Entering the pool once again
Draft-and-follows who re-enter add intrigue to draft
What is it that they say about satellites, that they burn upon re-entry?
Whether that's the case with the group of players re-entering the draft pool next week remains to be seen. But this much is certain: The players who did not sign with the teams that drafted them a year ago and are thus now draft-eligible once again throw a definite wrinkle into any projections of the first round and beyond.
The deadline to sign such players passed at midnight, and while several teams were able to come to Tuesday terms with their top draft-and-follows, there were a few surprises among the names who will once again be available to all 30 teams.

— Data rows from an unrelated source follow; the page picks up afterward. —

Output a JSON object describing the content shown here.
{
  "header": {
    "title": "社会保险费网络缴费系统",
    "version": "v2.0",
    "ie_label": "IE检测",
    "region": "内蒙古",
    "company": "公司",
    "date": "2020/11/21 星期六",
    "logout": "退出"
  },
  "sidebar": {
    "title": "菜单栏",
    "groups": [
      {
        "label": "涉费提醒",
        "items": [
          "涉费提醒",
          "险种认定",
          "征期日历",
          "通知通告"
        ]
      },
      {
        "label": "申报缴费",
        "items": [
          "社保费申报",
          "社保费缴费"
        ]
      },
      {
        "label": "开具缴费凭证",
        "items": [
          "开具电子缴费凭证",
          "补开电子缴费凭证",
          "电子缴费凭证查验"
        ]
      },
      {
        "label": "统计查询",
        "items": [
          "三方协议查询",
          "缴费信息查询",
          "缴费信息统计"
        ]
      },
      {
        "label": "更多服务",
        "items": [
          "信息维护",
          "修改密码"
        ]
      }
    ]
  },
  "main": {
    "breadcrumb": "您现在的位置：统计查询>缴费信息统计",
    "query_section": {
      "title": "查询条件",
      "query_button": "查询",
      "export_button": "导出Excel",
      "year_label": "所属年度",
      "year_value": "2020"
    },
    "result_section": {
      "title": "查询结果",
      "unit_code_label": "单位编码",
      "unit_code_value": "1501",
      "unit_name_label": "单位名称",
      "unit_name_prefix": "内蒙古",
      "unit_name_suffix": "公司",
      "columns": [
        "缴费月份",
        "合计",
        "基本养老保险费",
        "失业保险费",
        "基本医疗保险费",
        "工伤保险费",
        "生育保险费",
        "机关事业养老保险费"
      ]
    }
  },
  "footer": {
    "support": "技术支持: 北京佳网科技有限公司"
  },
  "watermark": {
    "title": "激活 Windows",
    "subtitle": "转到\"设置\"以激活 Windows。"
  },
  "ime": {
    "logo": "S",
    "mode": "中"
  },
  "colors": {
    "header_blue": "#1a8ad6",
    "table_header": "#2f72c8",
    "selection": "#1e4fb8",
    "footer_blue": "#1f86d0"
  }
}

The biggest name is one that is not too surprising. For some time, it seemed unlikely that Luke Hochevar would sign with the Dodgers, the team that took him in the sandwich round last year. He was arguably the best college arm in last year's draft, but slid mostly because of reported bonus demands. In this year's class, he ranks once again among the best arms available and could go anywhere in the top half of the first round. There's even a popular rumor the Royals will take him as the No. 1 overall pick, which would be an interesting precedent. Needless to say, many scouts will be on hand on Tuesday night when Hochevar makes another start for the indy league Fort Worth Cats.
"You have to cover your bases and scout him like anyone else and put him on your board because you don't know where he's going to go," one scouting director said. "Track record with guys who have done this hasn't been very good. Pitching's not like riding a bike. You can't just turn it on. But you have to scout the players to the end so you can line the guys up on the board according to their abilities."
The biggest surprise re-entries are both also pitchers. The Mets took New York product Pedro Beato in the 17th-round last year then monitored his progress at St. Petersburg JC a year removed from Tommy John surgery. He was back up to the low-to-mid 90s and most felt the Mets would get this one done, especially considering they don't have a first-round pick this year. But the deadline came and went and he's back in the class. He's very projectable at 6-foot-5 and 210 pounds and he's got that live fastball with sink, though some scouts question his secondary stuff -- a changeup and a curve -- that have at times been plus pitches, but haven't been consistent offerings for the right-hander. That being said, he still projects to be a first-rounder, perhaps in the latter stages of it.
He'll join Bryan Morris as the other slightly surprising re-entry. The Devil Rays picked him in the third round last year and almost came to terms with him during the summer before negotiations fell apart. He went to Motlow State JC in Tenn., where his father is an assistant coach. He was the top Tenn. junior college pitcher with a 0.91 ERA this season while he also played the outfield. He actually broke his wrist with a headfirst slide, assuredly making scouts cringe, and perhaps making some question his maturity. But he's got a plus curve and an above-average fastball, stuff that could move him to the end of the first round or perhaps the supplemental first.
Other 2005 draftees who will give it another shot (the old junior college try?) next week include RHP Jonathan Holdzkom, Lincoln's brother, who was taken by the Mariners in the 15th round (the M's did sign DNFs Travis Scott and William Brown in the last couple of days). Steven Marquardt, the infielder drafted by the Rangers in the 23rd round also did not sign out of Columbia Basin JC in Washington.
One player still up in the air is middle infielder Milton Loo. Taken by the Reds in the ninth round, Loo's Yavapai JC team is still playing in the Juco World Series. Because he is still playing, the deadline is extended past the May 30 at midnight deadline for other DNFs. There will be a small window of opportunity for the Reds to get it done before Tuesday's draft, but it was unclear whether they would be able to come to terms with him.
There were some draft-and-follows who did sign on the dotted line right at deadline time. That list is headlined by Sean O'Sullivan, the Angels' third-round pick from a year ago. He went on to Grossmont JC and pitched fairly well after what had been a down senior season of high school for him. Instead of re-entering, though, he signed for a reported $500,000, basically the same offer he initially turned down last summer.
The San Diego Padres had a pretty good DNF haul. They signed three of their key guys from last year's draft, all right-handed pitchers: 12th rounder Aaron Breit, who had gone to Garden City Community College in Kansas; 29th round pick Robert Garramone, who attended Central Arizona College; and Drew Miller, who was selected in the 37th round and went to Seminole State JC.
Jonathan Mayo is a reporter for MLB.com. This story was not subject to the approval of Major League Baseball or its clubs.